“It is amazing that some people would even contemplate believing such a cheap propaganda and blackmail,” Ribadu tweeted at the time, aware that the story had animated practising conspiracy theorists and heightened national curiosity around terror financing. And that wild story failed to die because it listed some six thousand Fulani mercenaries from across West Africa, with two thousand already in the country, as angels of death on standby to midwife a reign of terror.
About six months later, Ribadu was again moved to break his silence on the subject. “For the avoidance of doubt,” he said, “I never wrote or said those words being attributed to me. I have no knowledge of the details contained in the disjointed propaganda message in circulation and I urge the public to disregard it.” He also appealed for vigilance from security agencies, and noted that “(p)urveyors of fake news, more so one that is clearly a threat to national security should not be allowed to thrive.”
The virality and potential danger of the fake news instigated an independent investigation by Nigeria’s prime fact-checking platform, Dubawa, in July 2021. The fact-checkers reached out to the publisher of an obscure news magazine that reproduced the story under the title “Bandits were created by Muhammadu Buhari to oust Jonathan,” with Ribadu credited as the author, and enquired about its origin. Identified as Michael Eluwa, “the publisher,’” in Dubawa’s findings, “admitted that he was practising ‘guerilla Journalism’ to fight the government as such he won’t disclose the source of the information.”
This peril of fake news, which the purveyors seem to trivialize, underlines Ribadu’s latest interview and the interpretations of his call for regulation by the villains of his story confirmed a frightening obsession with his silence. One segment still accused him of heaving Nigeria’s problems on social media, which is a vaguely expressed insinuation that he had simplified Nigeria’s problem. To another segment, he’s charged with prescribing and justifying clampdowns on social media, which is a touchy subject among the youths still angry at the Buhari-led government for the suspension of Twitter.
But Ribadu’s calls for regulation is, as carried in an October 10 report by Premium Times, for the “owners of social media to do something to protect innocent people from suffering unjustly because of lies told against them on their platforms.” The report also revealed that he had informed relevant authorities of the existence of fake news merchants obsessed with making him the face of an invidious agenda.
While the obsession with Ribadu by faceless characters, which has necessitated Augusts visits to his social media platforms to deny authorship of these wild stories, has been troubling and points to a sinister agenda, his recommendation remains informed. He never appealed to the politicians for a solution. He called on the owners of social media networks to enhance vigilance around the vitality of fake news and the local security agencies to investigate and track the culprits.
The question of legislating social media has become a tricky subject, with politicians more interested in protecting personal interests than prioritizing national security, but Nigeria’s ethno-regional and religious divides call to a unified front against the devastations of fake news.
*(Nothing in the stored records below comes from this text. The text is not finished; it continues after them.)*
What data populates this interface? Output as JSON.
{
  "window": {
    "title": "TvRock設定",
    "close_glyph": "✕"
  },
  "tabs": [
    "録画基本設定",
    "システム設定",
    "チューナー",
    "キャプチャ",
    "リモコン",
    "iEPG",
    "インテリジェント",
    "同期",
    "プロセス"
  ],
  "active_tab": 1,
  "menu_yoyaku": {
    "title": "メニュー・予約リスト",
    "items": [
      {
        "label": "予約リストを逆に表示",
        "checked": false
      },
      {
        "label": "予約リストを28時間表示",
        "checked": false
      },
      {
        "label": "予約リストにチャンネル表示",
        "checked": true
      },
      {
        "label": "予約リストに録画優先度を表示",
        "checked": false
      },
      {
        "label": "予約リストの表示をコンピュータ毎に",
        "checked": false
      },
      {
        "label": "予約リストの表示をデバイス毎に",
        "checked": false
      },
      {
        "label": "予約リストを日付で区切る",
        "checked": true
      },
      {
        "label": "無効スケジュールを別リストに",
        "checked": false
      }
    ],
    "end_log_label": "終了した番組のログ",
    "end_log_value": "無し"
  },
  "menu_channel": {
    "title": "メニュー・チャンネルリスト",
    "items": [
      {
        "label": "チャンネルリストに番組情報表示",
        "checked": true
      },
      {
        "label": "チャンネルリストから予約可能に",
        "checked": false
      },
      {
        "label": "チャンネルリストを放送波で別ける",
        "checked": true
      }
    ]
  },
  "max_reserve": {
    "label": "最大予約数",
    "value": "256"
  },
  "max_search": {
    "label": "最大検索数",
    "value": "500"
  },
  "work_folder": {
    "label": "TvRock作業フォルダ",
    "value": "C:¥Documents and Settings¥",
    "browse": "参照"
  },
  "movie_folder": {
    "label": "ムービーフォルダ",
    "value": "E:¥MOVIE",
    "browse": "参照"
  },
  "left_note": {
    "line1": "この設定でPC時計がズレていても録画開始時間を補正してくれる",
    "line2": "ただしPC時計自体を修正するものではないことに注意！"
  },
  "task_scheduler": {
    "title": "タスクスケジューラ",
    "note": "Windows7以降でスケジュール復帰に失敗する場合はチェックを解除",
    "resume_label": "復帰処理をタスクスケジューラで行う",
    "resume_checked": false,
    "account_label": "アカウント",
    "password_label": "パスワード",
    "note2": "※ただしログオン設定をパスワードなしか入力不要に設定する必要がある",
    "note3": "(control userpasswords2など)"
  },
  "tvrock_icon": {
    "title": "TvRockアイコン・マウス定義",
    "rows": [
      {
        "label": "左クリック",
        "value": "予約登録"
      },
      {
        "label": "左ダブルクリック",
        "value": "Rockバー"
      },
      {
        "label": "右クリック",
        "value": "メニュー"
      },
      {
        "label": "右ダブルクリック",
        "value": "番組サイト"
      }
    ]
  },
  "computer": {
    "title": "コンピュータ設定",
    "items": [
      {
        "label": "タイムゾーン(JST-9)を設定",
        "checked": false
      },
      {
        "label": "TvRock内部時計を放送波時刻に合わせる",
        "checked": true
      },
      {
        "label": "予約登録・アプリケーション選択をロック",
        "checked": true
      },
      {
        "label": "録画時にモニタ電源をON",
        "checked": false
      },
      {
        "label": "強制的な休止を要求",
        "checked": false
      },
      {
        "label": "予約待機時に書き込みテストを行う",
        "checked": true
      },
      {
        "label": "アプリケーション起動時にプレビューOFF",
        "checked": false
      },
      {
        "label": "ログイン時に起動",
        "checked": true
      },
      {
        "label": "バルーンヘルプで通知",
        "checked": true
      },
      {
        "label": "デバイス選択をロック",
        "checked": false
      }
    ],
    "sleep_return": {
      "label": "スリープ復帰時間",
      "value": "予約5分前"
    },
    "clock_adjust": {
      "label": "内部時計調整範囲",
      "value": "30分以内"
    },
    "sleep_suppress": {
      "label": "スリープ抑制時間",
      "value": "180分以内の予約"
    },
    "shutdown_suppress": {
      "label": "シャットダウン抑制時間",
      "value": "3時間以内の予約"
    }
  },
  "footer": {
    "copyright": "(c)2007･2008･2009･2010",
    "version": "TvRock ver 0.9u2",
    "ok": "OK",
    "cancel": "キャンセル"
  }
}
The haste with which wild and false stories are being believed and circulated is proof that Nigerians have neglected facts for confirmation biases, and that’s always the warning shot before the implosion of any country. Triggers that come in form of fake news, as Ribadu also cited in his last interview, had caused humanity unforgettable disasters like the Rwandan genocide. We should all be wiser for it and stand against little but dangerous embers.